November 26, 2020 | Glynn Bird | Conflicts Replication

Cloudant conflicts occur when disconnected replicas of a database are updated in different ways at the same time. The replicas could be:

Note that Cloudant on Transaction Engine does not generate conflicts for in-region write, eliminating the third of the above bullet points.

Cloudant conflicts can be resolved by deleting unwanted conflicted revisions and optionally writing a new revision (the choice of conflict resolution algorithm will vary between applications: merging the bodies of conflcting documents, being one example) but there are consequences for having a database that has conflicted documents because Cloudant retains information for each branch in the revision tree - the wider the revision tree, the more work is required to navigate it for update, retrieval and indexing operations.

In short, highly conflicted documents are a performance drag even if your application has dilligently resolved conflicts as they arise.

pic

Photo by jeshoots.com on Unsplash

This post describes two ways in which a database that contains problematic documents can be “repaired”, so as to not impact performance. Both involve creating a new copy of the data in a new, freshly-created database.

Repairing via replication 🔗

We can replicate data from the source database to a new empty database, with a replication filter that omits conflicted documents. A selector object is added to the replication document to set up the filter:

"selector": {
  "_conflicts": {
    "$exists": false
  }
}

The above selector reads as “allow documents that don’t have a _conflicts attribute to be replicated”.

The replication document in the _replicator database would look something like this:

{
  "source": "https://a.cloudant.com/source",
  "target": "https://a.cloudant.com/target",
  "selector": {
    "_conflicts": {
      "$exists": false
    }
  }
}

Replication makes light work of copying over documents without conflicts, but if you also need the winning revisions of the source database’s conflicted documents, a separate script would have to be written. It would fetch the winning revision of each conflicted document and write them to the target database using the bulk_docs API with new_edits=false to retain the original document’s revision token.

To help identify conflicted documents a view can be created in the source database.

Repairing by backup 🔗

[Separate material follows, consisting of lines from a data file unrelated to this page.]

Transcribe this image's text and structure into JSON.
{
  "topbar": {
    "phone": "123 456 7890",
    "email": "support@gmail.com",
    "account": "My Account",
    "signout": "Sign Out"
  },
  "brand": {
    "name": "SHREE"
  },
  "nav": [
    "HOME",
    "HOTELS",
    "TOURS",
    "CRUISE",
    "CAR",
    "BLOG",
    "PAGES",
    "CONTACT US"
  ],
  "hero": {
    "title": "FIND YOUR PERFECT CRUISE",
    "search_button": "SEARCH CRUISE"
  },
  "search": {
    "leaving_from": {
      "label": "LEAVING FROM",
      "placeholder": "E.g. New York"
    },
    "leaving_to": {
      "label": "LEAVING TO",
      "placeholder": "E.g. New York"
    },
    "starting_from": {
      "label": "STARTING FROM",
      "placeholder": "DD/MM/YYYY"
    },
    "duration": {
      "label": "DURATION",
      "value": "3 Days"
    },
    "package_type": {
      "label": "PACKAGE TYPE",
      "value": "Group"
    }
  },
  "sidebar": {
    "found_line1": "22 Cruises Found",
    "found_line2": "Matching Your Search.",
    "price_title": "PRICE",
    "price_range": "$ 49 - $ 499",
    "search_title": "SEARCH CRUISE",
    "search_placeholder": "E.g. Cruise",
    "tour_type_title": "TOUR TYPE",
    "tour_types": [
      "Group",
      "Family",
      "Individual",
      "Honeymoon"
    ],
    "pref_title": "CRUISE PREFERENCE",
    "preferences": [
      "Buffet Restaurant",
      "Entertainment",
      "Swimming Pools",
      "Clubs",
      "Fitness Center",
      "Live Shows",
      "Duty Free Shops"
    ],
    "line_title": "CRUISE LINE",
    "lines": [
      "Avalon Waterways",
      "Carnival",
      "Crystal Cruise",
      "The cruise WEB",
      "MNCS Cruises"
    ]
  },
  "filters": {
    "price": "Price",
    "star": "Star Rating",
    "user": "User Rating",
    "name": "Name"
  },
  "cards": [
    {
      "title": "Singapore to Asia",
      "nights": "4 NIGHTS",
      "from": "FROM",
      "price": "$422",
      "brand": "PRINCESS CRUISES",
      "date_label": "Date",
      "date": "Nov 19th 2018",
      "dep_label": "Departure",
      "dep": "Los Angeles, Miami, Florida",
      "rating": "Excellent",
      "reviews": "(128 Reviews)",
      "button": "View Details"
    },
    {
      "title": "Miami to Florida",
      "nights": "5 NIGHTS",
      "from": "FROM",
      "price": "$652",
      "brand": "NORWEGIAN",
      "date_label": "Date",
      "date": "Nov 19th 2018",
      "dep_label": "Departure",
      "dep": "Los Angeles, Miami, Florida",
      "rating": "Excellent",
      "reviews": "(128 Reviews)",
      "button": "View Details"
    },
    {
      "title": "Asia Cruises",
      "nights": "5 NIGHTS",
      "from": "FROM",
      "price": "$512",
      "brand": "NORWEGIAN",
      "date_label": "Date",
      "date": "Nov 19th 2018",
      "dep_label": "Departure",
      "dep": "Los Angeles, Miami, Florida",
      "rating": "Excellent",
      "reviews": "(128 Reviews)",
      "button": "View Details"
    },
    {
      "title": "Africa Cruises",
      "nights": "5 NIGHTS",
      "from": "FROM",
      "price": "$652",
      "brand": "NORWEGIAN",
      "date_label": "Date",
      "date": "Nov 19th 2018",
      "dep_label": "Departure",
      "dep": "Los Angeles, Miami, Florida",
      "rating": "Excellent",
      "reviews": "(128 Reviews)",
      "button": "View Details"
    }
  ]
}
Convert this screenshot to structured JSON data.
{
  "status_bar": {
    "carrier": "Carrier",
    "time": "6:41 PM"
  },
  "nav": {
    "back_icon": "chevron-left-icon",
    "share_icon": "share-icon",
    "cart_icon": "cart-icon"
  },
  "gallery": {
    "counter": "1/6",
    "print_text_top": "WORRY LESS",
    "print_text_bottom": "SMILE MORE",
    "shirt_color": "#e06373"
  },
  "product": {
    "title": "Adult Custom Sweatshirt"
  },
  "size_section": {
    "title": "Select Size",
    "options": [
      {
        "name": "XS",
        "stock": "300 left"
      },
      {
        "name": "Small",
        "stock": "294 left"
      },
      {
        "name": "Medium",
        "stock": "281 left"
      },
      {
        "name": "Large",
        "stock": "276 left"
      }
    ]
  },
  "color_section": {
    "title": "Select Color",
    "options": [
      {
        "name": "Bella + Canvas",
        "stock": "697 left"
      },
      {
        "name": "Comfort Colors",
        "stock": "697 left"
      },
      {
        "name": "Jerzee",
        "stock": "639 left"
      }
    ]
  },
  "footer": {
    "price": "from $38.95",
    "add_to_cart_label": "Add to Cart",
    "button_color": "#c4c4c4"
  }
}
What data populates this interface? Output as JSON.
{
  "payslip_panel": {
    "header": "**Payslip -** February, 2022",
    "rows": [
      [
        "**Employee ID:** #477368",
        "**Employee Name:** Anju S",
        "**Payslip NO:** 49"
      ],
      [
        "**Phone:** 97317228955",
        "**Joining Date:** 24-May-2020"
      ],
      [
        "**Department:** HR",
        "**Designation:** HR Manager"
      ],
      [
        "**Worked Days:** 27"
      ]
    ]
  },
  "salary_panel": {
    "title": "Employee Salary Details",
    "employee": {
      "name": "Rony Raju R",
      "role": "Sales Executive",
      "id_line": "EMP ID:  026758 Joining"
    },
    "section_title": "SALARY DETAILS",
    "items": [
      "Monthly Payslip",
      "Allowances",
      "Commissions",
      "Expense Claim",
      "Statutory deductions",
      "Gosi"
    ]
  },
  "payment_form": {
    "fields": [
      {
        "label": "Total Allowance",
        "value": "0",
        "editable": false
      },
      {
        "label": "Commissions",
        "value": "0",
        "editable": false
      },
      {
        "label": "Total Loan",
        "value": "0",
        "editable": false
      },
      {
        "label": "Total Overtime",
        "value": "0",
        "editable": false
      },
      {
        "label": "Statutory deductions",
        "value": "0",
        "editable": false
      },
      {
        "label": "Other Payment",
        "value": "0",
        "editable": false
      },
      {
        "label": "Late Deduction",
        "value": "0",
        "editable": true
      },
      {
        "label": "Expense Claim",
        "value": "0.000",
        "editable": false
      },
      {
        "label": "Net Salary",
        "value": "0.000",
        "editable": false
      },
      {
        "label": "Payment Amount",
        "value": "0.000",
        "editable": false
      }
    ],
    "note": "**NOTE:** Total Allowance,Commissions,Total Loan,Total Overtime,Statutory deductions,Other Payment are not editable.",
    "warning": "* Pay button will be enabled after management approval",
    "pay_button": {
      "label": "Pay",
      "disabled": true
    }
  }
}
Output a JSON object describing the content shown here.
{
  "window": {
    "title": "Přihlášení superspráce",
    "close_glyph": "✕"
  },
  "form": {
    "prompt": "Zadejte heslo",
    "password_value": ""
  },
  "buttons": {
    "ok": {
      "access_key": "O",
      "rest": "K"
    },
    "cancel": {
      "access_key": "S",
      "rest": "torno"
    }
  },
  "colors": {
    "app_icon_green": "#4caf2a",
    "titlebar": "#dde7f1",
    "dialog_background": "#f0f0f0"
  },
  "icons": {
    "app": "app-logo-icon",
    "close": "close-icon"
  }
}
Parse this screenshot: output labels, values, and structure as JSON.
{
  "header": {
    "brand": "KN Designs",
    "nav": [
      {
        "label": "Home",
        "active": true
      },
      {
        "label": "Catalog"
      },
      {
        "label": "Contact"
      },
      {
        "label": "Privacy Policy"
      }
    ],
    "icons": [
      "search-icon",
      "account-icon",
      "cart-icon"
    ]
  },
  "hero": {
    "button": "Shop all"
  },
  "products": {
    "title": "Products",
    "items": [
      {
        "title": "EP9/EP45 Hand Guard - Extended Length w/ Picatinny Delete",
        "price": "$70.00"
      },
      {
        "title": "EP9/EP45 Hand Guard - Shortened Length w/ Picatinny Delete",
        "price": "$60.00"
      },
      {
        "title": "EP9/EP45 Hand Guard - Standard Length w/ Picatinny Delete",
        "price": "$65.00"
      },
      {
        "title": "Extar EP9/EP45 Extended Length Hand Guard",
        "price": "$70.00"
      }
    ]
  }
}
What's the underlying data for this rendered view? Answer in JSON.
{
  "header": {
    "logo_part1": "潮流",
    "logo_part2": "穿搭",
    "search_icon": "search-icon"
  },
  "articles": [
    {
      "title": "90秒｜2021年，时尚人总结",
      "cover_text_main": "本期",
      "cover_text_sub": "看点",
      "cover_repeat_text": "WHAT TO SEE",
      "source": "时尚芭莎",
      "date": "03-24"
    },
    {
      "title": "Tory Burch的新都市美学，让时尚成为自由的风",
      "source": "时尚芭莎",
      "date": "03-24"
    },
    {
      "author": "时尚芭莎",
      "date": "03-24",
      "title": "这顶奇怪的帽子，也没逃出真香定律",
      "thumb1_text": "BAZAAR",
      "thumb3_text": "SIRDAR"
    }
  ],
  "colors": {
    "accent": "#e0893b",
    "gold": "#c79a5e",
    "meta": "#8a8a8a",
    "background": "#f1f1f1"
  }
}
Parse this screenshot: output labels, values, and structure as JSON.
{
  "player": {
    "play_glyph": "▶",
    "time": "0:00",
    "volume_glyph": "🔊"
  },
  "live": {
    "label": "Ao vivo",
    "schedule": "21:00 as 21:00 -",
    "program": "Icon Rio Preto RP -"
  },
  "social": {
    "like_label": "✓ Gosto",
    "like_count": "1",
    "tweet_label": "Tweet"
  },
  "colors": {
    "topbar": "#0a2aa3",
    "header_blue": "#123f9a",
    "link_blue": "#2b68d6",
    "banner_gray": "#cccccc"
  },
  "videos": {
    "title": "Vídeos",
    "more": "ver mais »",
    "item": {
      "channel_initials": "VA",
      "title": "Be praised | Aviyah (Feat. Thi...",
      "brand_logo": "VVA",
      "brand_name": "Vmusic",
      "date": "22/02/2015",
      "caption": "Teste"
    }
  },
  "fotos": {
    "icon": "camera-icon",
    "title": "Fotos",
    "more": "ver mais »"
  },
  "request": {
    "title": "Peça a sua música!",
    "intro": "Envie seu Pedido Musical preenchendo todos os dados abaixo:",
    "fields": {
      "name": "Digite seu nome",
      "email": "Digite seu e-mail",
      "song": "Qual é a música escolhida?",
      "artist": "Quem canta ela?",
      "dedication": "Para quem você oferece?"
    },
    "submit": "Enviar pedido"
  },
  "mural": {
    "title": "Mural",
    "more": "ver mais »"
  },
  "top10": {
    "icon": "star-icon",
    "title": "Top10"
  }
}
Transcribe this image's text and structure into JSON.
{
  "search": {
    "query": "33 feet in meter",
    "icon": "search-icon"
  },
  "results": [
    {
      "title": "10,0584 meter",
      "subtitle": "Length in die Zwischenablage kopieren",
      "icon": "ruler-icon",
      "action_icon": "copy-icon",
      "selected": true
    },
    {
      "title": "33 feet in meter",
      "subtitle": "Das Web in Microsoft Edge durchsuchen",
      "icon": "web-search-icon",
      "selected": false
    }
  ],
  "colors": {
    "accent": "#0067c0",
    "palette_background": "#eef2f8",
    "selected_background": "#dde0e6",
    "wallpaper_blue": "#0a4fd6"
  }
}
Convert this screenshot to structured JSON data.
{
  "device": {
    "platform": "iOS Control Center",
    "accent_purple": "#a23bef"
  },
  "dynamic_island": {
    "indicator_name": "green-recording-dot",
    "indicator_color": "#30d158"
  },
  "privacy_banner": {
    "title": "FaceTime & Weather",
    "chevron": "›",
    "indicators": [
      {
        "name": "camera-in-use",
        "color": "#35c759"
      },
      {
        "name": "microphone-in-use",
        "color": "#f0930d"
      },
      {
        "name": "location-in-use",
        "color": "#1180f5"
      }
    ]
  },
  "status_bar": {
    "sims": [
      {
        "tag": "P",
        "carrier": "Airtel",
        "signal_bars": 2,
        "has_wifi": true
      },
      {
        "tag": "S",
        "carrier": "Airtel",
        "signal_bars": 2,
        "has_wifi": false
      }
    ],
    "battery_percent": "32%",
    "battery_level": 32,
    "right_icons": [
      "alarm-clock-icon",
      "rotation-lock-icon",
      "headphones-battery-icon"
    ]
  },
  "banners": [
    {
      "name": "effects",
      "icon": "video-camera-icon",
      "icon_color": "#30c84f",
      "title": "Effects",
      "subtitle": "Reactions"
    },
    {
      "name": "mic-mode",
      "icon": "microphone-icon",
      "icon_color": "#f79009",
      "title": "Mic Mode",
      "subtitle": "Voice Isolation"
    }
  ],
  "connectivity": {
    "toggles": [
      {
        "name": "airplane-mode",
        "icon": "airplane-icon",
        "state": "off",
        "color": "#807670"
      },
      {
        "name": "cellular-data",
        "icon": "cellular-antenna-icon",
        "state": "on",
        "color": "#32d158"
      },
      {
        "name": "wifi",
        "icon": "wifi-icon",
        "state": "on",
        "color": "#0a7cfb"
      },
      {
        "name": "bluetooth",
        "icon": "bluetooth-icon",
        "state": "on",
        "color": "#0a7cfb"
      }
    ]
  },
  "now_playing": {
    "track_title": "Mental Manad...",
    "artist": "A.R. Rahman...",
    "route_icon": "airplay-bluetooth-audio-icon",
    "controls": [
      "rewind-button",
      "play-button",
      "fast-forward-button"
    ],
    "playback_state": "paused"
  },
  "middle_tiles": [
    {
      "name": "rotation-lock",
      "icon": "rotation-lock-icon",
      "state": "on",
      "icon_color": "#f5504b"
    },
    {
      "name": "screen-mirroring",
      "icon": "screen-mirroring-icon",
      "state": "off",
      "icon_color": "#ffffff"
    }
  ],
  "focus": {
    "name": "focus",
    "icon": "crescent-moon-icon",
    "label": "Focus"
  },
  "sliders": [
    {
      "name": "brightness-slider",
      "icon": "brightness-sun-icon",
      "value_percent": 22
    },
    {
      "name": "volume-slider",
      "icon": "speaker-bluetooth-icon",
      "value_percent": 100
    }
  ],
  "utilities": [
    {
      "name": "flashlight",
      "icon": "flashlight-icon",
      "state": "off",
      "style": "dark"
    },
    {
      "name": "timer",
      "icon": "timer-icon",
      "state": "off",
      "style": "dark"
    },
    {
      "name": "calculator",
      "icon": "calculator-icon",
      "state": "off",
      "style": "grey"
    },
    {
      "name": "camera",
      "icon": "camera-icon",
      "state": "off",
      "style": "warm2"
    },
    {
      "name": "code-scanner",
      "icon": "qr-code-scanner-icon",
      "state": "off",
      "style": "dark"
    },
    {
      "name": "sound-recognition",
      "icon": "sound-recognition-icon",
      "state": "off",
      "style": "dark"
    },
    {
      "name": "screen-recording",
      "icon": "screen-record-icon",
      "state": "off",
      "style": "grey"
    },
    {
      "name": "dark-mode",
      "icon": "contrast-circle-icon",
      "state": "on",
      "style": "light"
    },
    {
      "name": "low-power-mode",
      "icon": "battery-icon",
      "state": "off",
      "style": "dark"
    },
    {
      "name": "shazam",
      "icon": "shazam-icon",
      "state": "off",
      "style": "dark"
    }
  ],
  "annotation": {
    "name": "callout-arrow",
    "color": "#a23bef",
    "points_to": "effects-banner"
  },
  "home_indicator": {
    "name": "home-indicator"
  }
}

Another method is to backup the affected database to a file and to restore it to a new, freshly created database. The couchbackup tool has a “shallow” mode which only copies over the winning revisions of each document it finds. Restoring only the winning revisions to the target has the effect of eliminating the conflict history.

The procedure is as follows:

# backup the source database using shallow mode
couchbackup --db source --mode shallow > backup.txt

# restore to a new empty database
curl -X PUT "$COUCH_URL/target"
cat backup.txt | couchrestore --db target

Note: couchbackup does not backup attachments, so this method may not be suitable for such databases.